Another important area that needs to be covered in the contract is direct network connections between the organisation and the outsourcing provider. Any such link creates several potential vulnerabilities for an enterprise network. Vulnerabilities may include unauthorised access by the partner's personnel, the installation of Trojans or other malicious software, and intrusion by a hacker who has penetrated the partner's network. It is important for an organisation to involve its own network security personnel in all decisions regarding connectivity between the two networks.
While employees may be carefully vetted and strict network and data access controls may be carefully enforced, it's impossible not to lose some control over authentication of users logging in from the outsourcing provider’s network. As software developers are normally given user accounts with broad privileges and access rights, it is vital to check that the partner enforces its security policies and procedures. This is particularly important when it comes to physical security. The enterprise may have access controls on its own network, but it will have no control at all over the physical security of the environment where its application is being developed.
Organisations usually spend a lot of money testing new applications to ensure that they meet their functional requirements. But security can’t be removed in order to hit deadlines, and too few spend time and energy inspecting and testing the code for Trojans, viruses, or embedded code that performs unspecified or malicious actions.

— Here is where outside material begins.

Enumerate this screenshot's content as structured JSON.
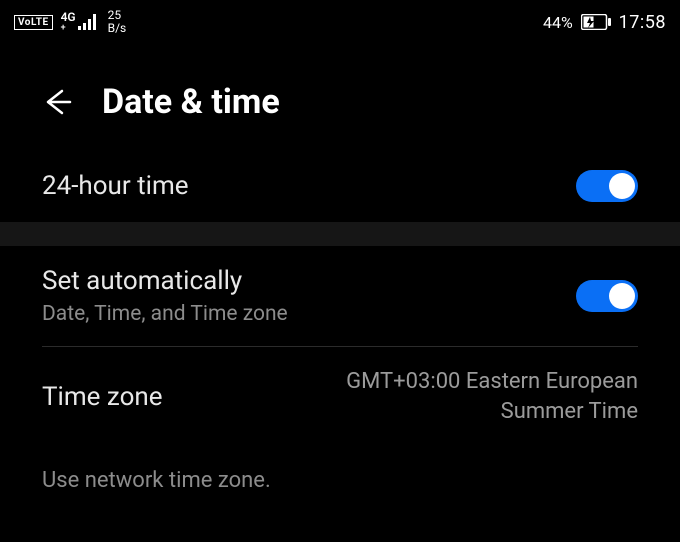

Including clear and comprehensive security requirements in any contracts for outsourced projects will add to the initial costs but will more than pay for itself in a more robust application. Also, by ensuring the responsibility for fixing any flaws once the application is deployed lies firmly in the hands of the outsourcer, the enterprise protects itself from further expenses or outsourcing security issues, and gives the outsourcer’s developers an additional incentive to write secure code and build an application that can withstand attack.
About the author:
Michael Cobb, CISSP-ISSAP, is a renowned security author with more than 15 years of experience in the IT industry. He is the founder and managing director of Cobweb Applications, a consultancy that provides data security services delivering ISO 27001 solutions. He co-authored the book IIS Security and has written numerous technical articles for leading IT publications. Cobb serves as SearchSecurity.com’s contributing expert for application and platform security topics, and has been a featured guest instructor for several of SearchSecurity.com’s Security School lessons.
This was first published in December 2011